ENTRIES SUPPLIED below:

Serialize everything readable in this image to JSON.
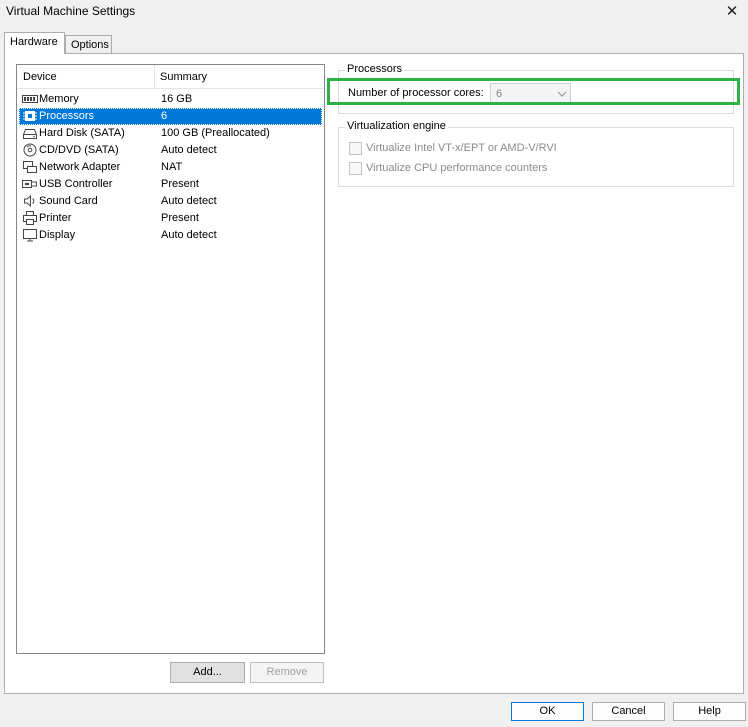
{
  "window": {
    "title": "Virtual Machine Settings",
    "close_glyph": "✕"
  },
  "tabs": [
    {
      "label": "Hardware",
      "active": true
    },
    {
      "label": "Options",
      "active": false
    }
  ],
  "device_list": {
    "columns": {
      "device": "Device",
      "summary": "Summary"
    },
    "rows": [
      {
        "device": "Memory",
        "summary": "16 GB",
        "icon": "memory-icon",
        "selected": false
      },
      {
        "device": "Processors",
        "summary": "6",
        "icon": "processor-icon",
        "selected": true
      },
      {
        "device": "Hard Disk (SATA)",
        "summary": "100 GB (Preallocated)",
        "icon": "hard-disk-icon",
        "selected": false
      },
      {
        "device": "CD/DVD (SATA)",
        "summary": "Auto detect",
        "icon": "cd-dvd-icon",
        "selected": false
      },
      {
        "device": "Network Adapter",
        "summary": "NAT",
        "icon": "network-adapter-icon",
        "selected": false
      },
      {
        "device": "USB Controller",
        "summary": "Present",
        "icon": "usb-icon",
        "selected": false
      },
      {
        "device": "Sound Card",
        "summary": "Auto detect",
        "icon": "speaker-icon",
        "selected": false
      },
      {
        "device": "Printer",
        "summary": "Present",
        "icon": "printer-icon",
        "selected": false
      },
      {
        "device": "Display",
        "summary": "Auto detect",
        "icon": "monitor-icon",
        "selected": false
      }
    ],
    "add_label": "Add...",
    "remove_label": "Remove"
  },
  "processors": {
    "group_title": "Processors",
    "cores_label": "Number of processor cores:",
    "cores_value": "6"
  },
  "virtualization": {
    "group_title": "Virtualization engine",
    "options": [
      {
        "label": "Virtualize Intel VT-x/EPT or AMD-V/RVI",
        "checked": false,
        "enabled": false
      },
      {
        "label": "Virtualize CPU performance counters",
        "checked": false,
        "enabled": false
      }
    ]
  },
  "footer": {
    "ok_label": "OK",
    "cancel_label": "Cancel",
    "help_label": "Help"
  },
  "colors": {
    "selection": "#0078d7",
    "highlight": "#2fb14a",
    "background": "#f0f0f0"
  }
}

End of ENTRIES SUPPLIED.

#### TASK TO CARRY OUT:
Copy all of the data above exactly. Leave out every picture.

#### TASK RESULT:
Serialize everything readable in this image to JSON.
{
  "window": {
    "title": "Virtual Machine Settings",
    "close_glyph": "✕"
  },
  "tabs": [
    {
      "label": "Hardware",
      "active": true
    },
    {
      "label": "Options",
      "active": false
    }
  ],
  "device_list": {
    "columns": {
      "device": "Device",
      "summary": "Summary"
    },
    "rows": [
      {
        "device": "Memory",
        "summary": "16 GB",
        "icon": "memory-icon",
        "selected": false
      },
      {
        "device": "Processors",
        "summary": "6",
        "icon": "processor-icon",
        "selected": true
      },
      {
        "device": "Hard Disk (SATA)",
        "summary": "100 GB (Preallocated)",
        "icon": "hard-disk-icon",
        "selected": false
      },
      {
        "device": "CD/DVD (SATA)",
        "summary": "Auto detect",
        "icon": "cd-dvd-icon",
        "selected": false
      },
      {
        "device": "Network Adapter",
        "summary": "NAT",
        "icon": "network-adapter-icon",
        "selected": false
      },
      {
        "device": "USB Controller",
        "summary": "Present",
        "icon": "usb-icon",
        "selected": false
      },
      {
        "device": "Sound Card",
        "summary": "Auto detect",
        "icon": "speaker-icon",
        "selected": false
      },
      {
        "device": "Printer",
        "summary": "Present",
        "icon": "printer-icon",
        "selected": false
      },
      {
        "device": "Display",
        "summary": "Auto detect",
        "icon": "monitor-icon",
        "selected": false
      }
    ],
    "add_label": "Add...",
    "remove_label": "Remove"
  },
  "processors": {
    "group_title": "Processors",
    "cores_label": "Number of processor cores:",
    "cores_value": "6"
  },
  "virtualization": {
    "group_title": "Virtualization engine",
    "options": [
      {
        "label": "Virtualize Intel VT-x/EPT or AMD-V/RVI",
        "checked": false,
        "enabled": false
      },
      {
        "label": "Virtualize CPU performance counters",
        "checked": false,
        "enabled": false
      }
    ]
  },
  "footer": {
    "ok_label": "OK",
    "cancel_label": "Cancel",
    "help_label": "Help"
  },
  "colors": {
    "selection": "#0078d7",
    "highlight": "#2fb14a",
    "background": "#f0f0f0"
  }
}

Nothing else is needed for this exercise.